"Successive Israeli governments abided by the arrangement... often referred to as Israel's 'policy of ambiguity.' A joint document describing the agreement was never prepared. Instead, each side relied on its own notes, a former official said. President Gerald Ford abided by Nixon's deal... The Israelis first started to feel as though the unwritten Meir-Nixon arrangement was no longer sufficient during the Presisidency of George H.W. Bush, when, after the first Gulf War, in 1991, world powers talked about the possibility of creating a zone in the Middle East free of weapons of mass destruction, including nuclear arms.
"The first iteration of the secret letter was drafted during the Clinton Administration, as part of an agreement for Israel's participation in the 1998 Wye River negotiations with the Palestinians. In the letter, according to former officials, President Bill Clinton assured the Jewish state that no future American arms-control initiative would 'detract' from Israel's 'deterrent' capabilities, an oblique but clear reference to its nuclear arsenal. Later, Israeli officials inserted language to make clear to Washington that Israel would 'defend itself, by itself,' and that it would, therefore, not consider the American nuclear arsenal to be a substitute for Israeli nuclear arms. George W. Bush, when he became president, followed Clinton's lead, signing a similar letter, former officials told me.
"Then, in 2009, a new President, Barack Obama, took office.
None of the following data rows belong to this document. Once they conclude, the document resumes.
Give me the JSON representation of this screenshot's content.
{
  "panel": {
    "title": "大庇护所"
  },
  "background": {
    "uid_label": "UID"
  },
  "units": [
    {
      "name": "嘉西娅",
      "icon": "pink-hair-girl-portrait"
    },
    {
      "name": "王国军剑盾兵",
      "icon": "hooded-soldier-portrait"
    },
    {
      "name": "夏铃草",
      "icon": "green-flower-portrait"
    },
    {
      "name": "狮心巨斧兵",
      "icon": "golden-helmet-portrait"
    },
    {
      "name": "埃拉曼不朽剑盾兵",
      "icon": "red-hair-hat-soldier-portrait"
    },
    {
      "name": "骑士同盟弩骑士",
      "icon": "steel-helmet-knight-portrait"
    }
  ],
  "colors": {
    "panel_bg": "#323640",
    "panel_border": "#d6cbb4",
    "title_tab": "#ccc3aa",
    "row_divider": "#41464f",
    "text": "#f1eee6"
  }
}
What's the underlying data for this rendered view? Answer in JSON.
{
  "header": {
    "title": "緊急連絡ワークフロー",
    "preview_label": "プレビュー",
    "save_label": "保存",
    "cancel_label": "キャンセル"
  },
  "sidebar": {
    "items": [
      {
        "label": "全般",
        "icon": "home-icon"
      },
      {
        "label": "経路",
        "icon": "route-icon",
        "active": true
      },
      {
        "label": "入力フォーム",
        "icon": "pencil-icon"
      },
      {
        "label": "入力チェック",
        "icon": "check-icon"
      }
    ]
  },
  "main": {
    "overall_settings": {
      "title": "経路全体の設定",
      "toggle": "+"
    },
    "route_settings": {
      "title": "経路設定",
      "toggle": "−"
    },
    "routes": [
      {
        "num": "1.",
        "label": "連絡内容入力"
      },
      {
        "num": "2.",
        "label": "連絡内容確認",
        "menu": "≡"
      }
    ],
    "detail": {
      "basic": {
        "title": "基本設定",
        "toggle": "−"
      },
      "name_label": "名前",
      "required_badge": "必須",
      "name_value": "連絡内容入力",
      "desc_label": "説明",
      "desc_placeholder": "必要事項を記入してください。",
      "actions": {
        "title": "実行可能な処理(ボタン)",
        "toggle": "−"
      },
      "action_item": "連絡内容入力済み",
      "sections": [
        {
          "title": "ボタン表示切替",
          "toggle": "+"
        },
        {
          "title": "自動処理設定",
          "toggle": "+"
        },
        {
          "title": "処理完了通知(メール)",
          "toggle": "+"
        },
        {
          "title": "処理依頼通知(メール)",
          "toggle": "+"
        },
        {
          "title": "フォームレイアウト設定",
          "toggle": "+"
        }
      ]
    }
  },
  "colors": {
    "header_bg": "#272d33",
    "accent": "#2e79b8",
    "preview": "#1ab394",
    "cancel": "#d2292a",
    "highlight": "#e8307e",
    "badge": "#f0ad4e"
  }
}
Almost from the start, Netanyahu was distrustful of Obama, and vice versa. 'With Obama, we were all crazy,' an Israeli official told me. That April, Obama delivered an aspirational speech in Prague, setting out 'America's commitment to seek the peace and security of a world without nuclear weapons.' Obama's advisers subsequently learned 'how paranoid Bibi was that Obama was going to try to take away Israel's nuclear weapons,' a former US official told me, adding, 'Of course, that was never our intent.' Obama signed an updated version of the letter in May, 2009.
"While Israeli officials interpreted the letters as an effective commitment by successive American Presidents not to pressure Israel regarding its nuclear arsenal, US officials told me that they viewed the letters as less categorical. 'It was not a blanket 'We'll never ask Israel to give up its nuclear weapons.' It was more 'We accepted the Israeli argument that they're not going to disarm under current conditions in the Middle East,' a former US official told me...
"Ahead of a nonproliferation conference in 2010, Netanyahu became concerned, once again, that Israel would come under international pressure to disarm. In response, Obama made a public statement that echoed the contents of the secret letters, without revealing their existence. 'We discussed issues that arose out of the nuclear nonproliferation conference,' Obama said, after meeting with Netanyahu on July 6, 2010. 'And I reiterated to the Prime Minister that there is no change in US policy when it comes to these issues. We strongly believe that, given its size, its history, the region that it's in, and the threats that are levelled against... it, that Israel has unique security requirements. It's got to be able to respond to threats or any combination of threats in the region. And that's why we remain unwavering in our commitment to Israel's security. And the United States will never ask Israel to take any steps that would undermine their security interests'."